Brown & Root contends that there should be a reversal of the judgment because of the inflammatory, prejudicial and improper argument to the jury by counsel for some of the defendants. We agree that the argument was improper and under some circumstances would require reversal. Counsel appealed to the sympathy and sectional prejudices of the jury; he referred to the bigness and wealth of Brown & Root; he referred to it and its counsel in unjustified terms of abuse and derogation; all of which was improper and inexcusable. Crowell-Collier Publishing Co. v. Caldwell, 5th Cir. 1948, 170 F.2d 941; Washington Annapolis Hotel Co. v. Riddle, 1948, 83 U.S. App.D.C. 288, 171 F.2d 732; Missouri-Kansas-Texas Railroad Co. of Texas v. Ridgway, 8th Cir. 1951, 191 F.2d 363, 29 A.L.R.2d 984. But during the entire argument which is criticized by Brown & Root no objection was interposed, no request was made for intervention by the court, no suggestion was made that counsel be admonished, no instruction was sought that the jury disregard the improper remarks, and no motion for a mistrial was made. We do not think that, under the circumstances, the error was so highly prejudicial as to require a reversal when it was first mentioned by Brown & Root after an adverse verdict in its motion to investigate jury misconduct, and its first effort to be relieved of the claimed prejudice was by its motion for a new trial. There was, we think, a waiver of the misconduct. See 88 C.J.S. Trial § 196, p. 382 et seq. It may be observed that counsel whose jury argument was beyond the bounds of propriety did not represent any of the parties who are before us on appeal and Brown & Root has settled with some or all of the parties represented by him.
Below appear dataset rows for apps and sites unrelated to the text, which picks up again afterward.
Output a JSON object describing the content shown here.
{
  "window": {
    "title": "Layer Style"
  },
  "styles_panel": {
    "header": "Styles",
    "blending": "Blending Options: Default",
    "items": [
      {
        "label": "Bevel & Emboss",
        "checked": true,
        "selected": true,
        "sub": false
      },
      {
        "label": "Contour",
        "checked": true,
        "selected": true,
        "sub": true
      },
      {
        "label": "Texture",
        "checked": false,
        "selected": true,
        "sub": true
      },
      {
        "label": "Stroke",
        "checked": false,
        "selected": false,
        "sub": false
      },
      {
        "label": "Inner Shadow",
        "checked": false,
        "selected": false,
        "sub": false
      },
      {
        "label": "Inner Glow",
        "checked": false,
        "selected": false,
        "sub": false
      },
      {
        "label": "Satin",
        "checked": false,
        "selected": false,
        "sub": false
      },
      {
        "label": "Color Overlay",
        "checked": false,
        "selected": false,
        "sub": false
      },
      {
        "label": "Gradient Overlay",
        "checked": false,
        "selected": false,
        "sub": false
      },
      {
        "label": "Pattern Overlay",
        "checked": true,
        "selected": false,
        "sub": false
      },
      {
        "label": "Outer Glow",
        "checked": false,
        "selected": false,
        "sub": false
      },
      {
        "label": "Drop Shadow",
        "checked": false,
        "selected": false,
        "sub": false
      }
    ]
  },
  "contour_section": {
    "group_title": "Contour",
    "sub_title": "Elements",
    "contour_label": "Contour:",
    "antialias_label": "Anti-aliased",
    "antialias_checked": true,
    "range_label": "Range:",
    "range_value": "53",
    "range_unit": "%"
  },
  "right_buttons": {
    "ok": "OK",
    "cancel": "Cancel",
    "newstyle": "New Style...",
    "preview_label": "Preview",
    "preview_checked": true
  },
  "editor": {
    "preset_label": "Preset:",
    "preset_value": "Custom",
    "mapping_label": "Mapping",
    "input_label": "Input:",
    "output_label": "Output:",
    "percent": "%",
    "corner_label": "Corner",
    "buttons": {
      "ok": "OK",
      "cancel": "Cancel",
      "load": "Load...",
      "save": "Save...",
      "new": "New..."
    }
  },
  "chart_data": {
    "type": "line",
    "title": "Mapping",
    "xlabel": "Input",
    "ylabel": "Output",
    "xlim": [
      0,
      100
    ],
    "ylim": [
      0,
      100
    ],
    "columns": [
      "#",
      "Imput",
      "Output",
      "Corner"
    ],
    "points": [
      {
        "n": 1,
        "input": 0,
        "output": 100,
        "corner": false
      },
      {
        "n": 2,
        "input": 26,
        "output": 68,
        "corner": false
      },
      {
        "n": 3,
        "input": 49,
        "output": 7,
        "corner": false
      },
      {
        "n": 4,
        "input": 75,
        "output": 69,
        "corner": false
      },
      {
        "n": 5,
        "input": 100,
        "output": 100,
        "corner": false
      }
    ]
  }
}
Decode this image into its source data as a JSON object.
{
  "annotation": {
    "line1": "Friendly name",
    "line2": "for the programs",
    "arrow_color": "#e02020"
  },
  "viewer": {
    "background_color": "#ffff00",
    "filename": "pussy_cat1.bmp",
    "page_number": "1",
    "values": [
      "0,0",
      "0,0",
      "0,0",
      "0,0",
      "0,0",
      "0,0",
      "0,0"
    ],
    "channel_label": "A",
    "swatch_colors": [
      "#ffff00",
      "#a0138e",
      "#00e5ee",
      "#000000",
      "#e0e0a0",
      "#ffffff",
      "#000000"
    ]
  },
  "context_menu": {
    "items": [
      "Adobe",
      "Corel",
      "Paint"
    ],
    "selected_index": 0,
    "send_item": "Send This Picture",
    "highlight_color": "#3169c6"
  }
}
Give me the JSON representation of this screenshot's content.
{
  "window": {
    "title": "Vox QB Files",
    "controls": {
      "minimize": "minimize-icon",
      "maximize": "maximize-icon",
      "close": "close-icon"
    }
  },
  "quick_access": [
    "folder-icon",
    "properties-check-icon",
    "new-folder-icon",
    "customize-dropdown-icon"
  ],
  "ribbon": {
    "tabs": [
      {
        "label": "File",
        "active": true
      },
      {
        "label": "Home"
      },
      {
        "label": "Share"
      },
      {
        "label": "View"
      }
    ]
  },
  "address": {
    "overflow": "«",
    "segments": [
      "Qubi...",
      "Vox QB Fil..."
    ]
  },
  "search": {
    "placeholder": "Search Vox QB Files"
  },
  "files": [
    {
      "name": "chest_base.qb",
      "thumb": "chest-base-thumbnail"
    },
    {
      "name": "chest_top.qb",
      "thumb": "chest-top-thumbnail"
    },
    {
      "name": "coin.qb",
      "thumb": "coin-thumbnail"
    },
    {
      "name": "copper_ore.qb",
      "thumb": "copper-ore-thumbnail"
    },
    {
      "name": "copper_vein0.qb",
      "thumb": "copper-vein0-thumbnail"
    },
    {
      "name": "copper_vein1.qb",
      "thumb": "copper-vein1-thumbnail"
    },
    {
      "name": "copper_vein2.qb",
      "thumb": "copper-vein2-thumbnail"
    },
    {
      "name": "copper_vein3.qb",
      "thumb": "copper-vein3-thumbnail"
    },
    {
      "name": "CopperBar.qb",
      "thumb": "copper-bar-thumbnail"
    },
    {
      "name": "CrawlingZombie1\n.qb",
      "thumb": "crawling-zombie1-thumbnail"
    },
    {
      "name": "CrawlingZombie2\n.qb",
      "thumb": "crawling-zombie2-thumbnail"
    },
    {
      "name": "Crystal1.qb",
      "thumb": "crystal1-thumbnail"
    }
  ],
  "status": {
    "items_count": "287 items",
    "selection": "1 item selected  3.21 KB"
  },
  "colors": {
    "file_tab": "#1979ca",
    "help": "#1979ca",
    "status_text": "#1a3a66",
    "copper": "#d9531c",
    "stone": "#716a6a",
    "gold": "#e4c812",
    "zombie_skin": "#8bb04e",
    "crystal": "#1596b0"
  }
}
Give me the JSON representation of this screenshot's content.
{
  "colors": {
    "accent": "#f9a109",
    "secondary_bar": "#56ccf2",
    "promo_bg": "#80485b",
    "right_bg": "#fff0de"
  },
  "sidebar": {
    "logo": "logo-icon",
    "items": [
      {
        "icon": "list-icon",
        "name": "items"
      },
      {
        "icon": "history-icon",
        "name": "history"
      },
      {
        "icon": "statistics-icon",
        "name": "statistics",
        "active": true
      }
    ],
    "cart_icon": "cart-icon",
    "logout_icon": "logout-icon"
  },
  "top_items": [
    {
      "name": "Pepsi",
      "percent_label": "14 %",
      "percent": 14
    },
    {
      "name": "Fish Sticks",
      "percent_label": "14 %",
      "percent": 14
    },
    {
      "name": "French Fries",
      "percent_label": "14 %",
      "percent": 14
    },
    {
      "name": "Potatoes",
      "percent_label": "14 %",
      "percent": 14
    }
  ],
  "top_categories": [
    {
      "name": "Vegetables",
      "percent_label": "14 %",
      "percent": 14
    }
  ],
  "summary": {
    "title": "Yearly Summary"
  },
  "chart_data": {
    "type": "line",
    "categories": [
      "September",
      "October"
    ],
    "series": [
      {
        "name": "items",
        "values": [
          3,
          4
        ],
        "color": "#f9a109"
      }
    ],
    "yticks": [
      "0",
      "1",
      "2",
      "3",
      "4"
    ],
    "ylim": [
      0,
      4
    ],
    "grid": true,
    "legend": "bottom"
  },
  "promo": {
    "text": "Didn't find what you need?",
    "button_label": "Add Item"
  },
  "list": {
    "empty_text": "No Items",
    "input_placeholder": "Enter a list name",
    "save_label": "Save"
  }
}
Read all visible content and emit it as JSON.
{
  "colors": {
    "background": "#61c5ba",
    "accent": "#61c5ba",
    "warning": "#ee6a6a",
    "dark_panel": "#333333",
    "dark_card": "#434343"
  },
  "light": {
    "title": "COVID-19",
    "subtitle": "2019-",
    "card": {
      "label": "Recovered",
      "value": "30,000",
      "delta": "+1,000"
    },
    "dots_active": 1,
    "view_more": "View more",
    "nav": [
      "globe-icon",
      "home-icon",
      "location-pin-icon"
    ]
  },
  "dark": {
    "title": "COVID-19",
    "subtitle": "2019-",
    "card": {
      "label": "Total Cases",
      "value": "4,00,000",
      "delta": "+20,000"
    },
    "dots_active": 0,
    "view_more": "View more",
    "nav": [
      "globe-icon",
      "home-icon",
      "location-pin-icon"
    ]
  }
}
It is urged by Brown & Root that the trial court committed error in not granting its motion to investigate jury misconduct, and that an investigation should have been made or permitted. There was nothing to indicate any jury misconduct. Suspicion and conjecture, without more, and no more was here shown, do not require any investigation of wrongdoing in the jury room.
The other assignments of error of the appellant, Brown & Root, have been considered. Our careful review of the extensive record leaves us fully convinced that no prejudicial error was committed. No useful purpose would be served by a further extension of this opinion to discuss the other questions which the appellant has raised.
Brown & Root filed in this Court a motion for the entry of a judgment against Central Sand and Gravel Company. It appears that this defendant is a bankrupt. The trustee in bankruptcy did not participate in the district court litigation. He has not participated in the appeal except to oppose the granting of the motion. The motion was carried with the case. The disposition of the case disposes of the motion.
The judgment of the district court is